[Data records for software interfaces]
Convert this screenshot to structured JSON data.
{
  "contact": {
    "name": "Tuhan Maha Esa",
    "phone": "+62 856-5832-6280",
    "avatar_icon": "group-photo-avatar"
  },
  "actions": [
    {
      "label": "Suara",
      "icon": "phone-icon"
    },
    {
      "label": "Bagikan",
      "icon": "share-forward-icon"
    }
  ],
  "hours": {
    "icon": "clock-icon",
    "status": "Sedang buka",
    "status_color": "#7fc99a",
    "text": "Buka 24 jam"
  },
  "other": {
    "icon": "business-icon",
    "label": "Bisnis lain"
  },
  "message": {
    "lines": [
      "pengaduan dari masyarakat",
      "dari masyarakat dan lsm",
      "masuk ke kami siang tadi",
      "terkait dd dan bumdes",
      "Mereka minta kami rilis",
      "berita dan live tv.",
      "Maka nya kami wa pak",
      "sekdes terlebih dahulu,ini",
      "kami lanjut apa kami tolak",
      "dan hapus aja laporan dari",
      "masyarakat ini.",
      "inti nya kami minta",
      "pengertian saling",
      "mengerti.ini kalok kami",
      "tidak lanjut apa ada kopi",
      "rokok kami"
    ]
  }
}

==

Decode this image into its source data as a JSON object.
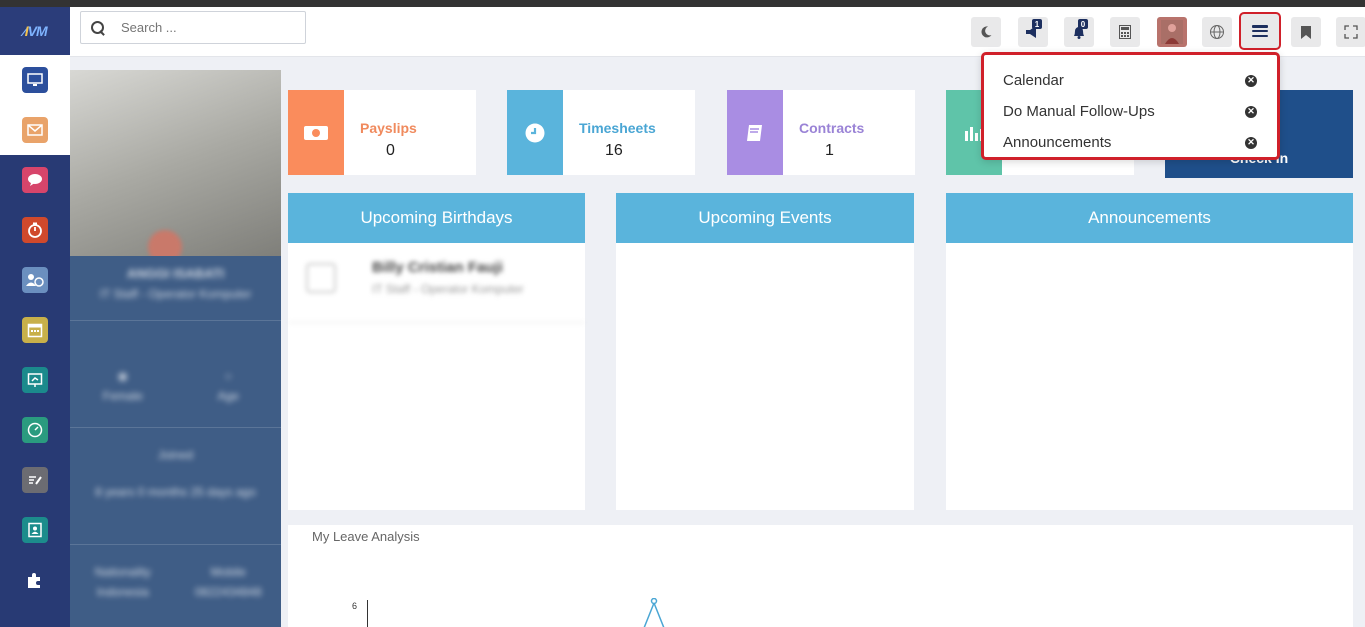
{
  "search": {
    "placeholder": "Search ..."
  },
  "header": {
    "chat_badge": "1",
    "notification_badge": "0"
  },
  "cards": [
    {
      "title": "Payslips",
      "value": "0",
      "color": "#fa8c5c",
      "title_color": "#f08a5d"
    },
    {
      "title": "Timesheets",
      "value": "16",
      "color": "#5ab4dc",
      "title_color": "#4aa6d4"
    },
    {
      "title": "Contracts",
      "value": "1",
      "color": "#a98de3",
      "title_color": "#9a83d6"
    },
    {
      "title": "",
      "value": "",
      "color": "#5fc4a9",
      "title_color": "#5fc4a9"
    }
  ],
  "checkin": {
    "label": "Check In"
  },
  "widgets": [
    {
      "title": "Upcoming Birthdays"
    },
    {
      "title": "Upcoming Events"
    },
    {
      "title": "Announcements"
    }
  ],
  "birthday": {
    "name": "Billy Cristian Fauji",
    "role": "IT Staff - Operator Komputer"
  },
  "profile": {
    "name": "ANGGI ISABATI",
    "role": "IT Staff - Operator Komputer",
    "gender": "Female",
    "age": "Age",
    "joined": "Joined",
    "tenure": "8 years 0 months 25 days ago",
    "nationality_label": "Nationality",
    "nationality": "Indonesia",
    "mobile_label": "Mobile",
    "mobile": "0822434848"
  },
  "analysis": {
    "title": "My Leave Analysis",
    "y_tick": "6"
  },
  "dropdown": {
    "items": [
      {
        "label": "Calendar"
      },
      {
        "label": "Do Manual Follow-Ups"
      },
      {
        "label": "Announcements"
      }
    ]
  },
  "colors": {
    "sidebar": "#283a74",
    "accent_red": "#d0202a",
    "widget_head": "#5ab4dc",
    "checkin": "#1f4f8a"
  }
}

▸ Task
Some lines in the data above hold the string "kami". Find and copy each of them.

▸ Answer space
      "masuk ke kami siang tadi",
      "Mereka minta kami rilis",
      "Maka nya kami wa pak",
      "kami lanjut apa kami tolak",
      "inti nya kami minta",
      "mengerti.ini kalok kami",
      "rokok kami"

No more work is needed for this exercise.